> **The data**
════
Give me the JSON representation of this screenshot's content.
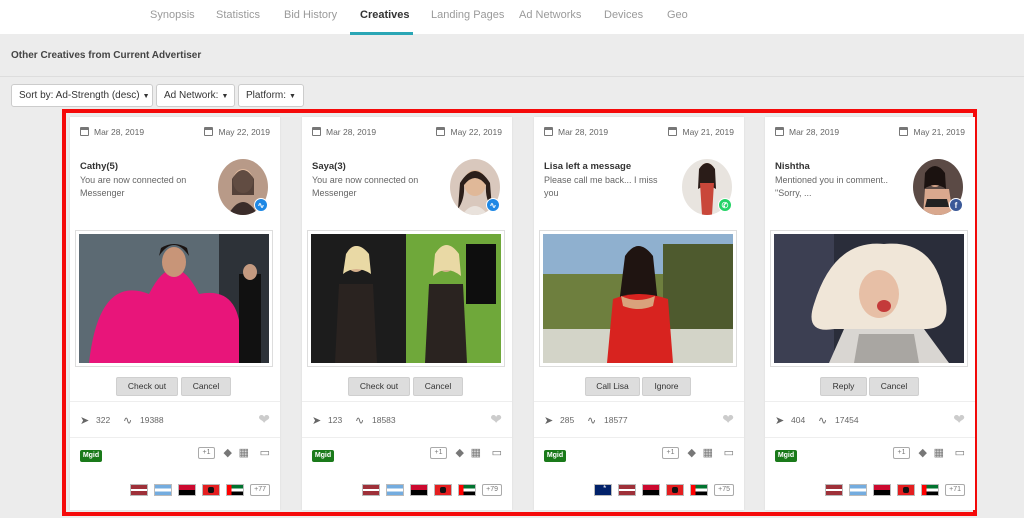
{
  "nav": {
    "tabs": [
      "Synopsis",
      "Statistics",
      "Bid History",
      "Creatives",
      "Landing Pages",
      "Ad Networks",
      "Devices",
      "Geo"
    ],
    "active": "Creatives"
  },
  "section_title": "Other Creatives from Current Advertiser",
  "filters": {
    "sort": "Sort by: Ad-Strength (desc)",
    "network": "Ad Network:",
    "platform": "Platform:"
  },
  "cards": [
    {
      "first_seen": "Mar 28, 2019",
      "last_seen": "May 22, 2019",
      "title": "Cathy(5)",
      "text": "You are now connected on Messenger",
      "avatar_badge_icon": "messenger-icon",
      "buttons": [
        "Check out",
        "Cancel"
      ],
      "stat1": "322",
      "stat2": "19388",
      "network": "Mgid",
      "plus": "+1",
      "flags": [
        "lv",
        "ar",
        "ao",
        "al",
        "ae"
      ],
      "more_flags": "+77"
    },
    {
      "first_seen": "Mar 28, 2019",
      "last_seen": "May 22, 2019",
      "title": "Saya(3)",
      "text": "You are now connected on Messenger",
      "avatar_badge_icon": "messenger-icon",
      "buttons": [
        "Check out",
        "Cancel"
      ],
      "stat1": "123",
      "stat2": "18583",
      "network": "Mgid",
      "plus": "+1",
      "flags": [
        "lv",
        "ar",
        "ao",
        "al",
        "ae"
      ],
      "more_flags": "+79"
    },
    {
      "first_seen": "Mar 28, 2019",
      "last_seen": "May 21, 2019",
      "title": "Lisa left a message",
      "text": "Please call me back... I miss you",
      "avatar_badge_icon": "whatsapp-icon",
      "buttons": [
        "Call Lisa",
        "Ignore"
      ],
      "stat1": "285",
      "stat2": "18577",
      "network": "Mgid",
      "plus": "+1",
      "flags": [
        "au",
        "lv",
        "ao",
        "al",
        "ae"
      ],
      "more_flags": "+75"
    },
    {
      "first_seen": "Mar 28, 2019",
      "last_seen": "May 21, 2019",
      "title": "Nishtha",
      "text": "Mentioned you in comment.. \"Sorry, ...",
      "avatar_badge_icon": "facebook-icon",
      "buttons": [
        "Reply",
        "Cancel"
      ],
      "stat1": "404",
      "stat2": "17454",
      "network": "Mgid",
      "plus": "+1",
      "flags": [
        "lv",
        "ar",
        "ao",
        "al",
        "ae"
      ],
      "more_flags": "+71"
    }
  ],
  "colors": {
    "highlight_outline": "#f50a0a",
    "active_tab_underline": "#2aa6b5",
    "network_badge": "#1a7a1a"
  }
}
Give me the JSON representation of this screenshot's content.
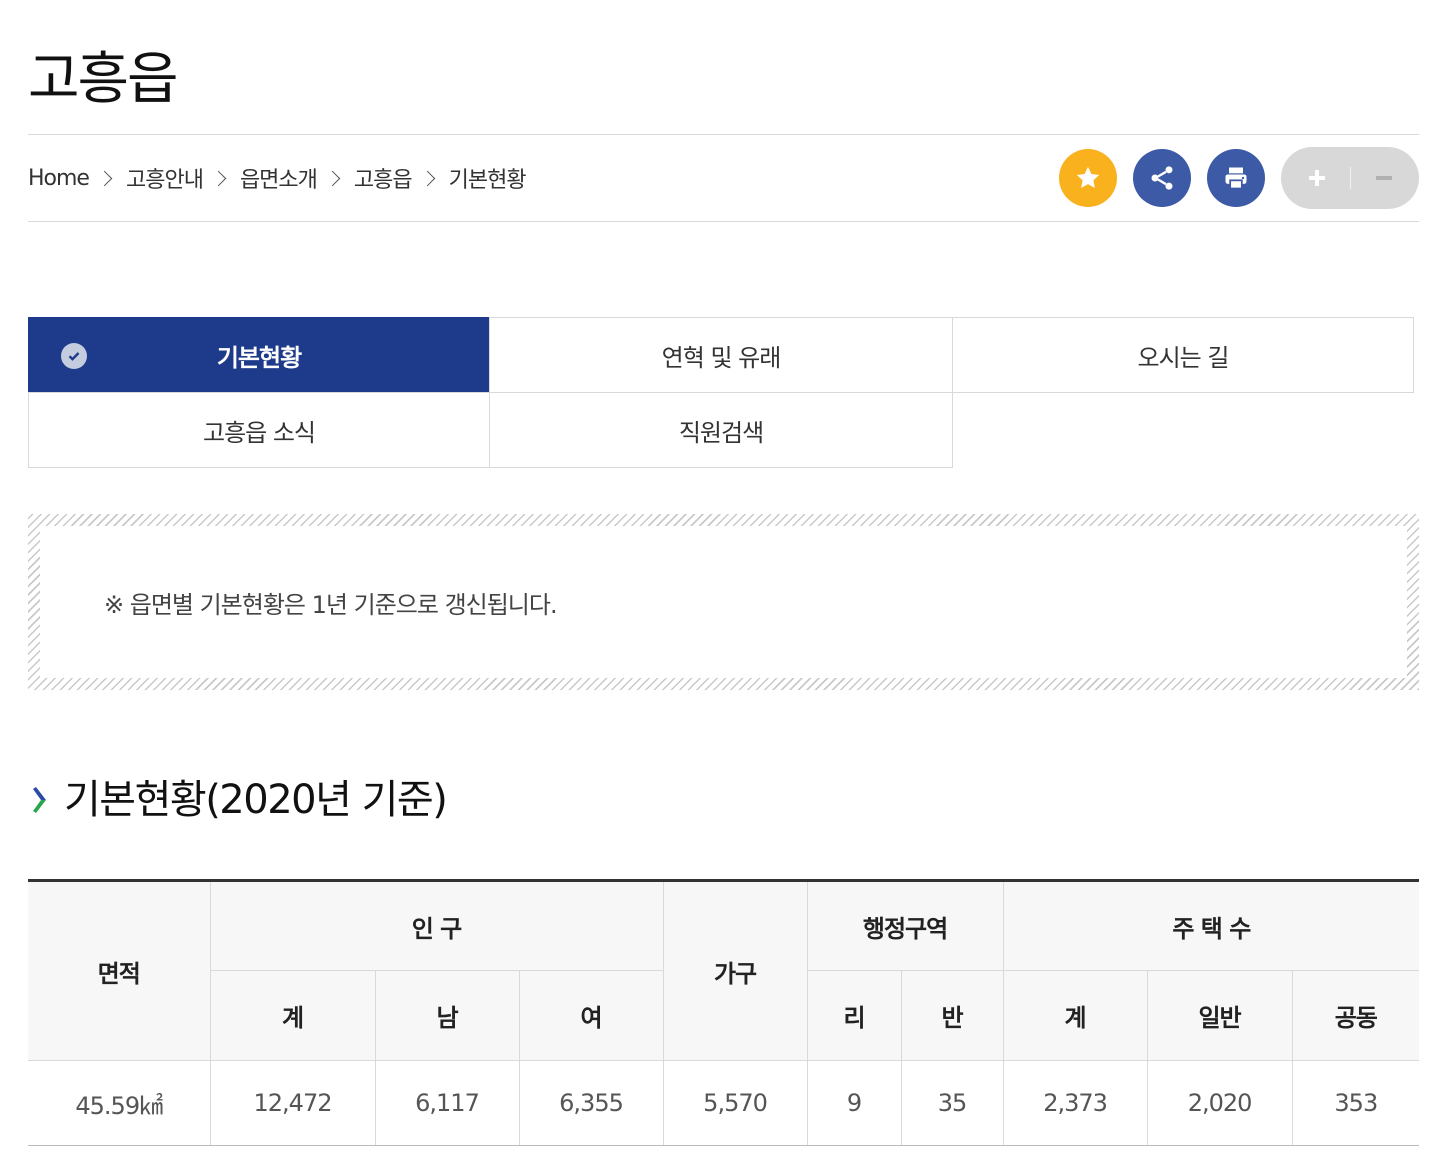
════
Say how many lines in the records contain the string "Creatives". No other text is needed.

3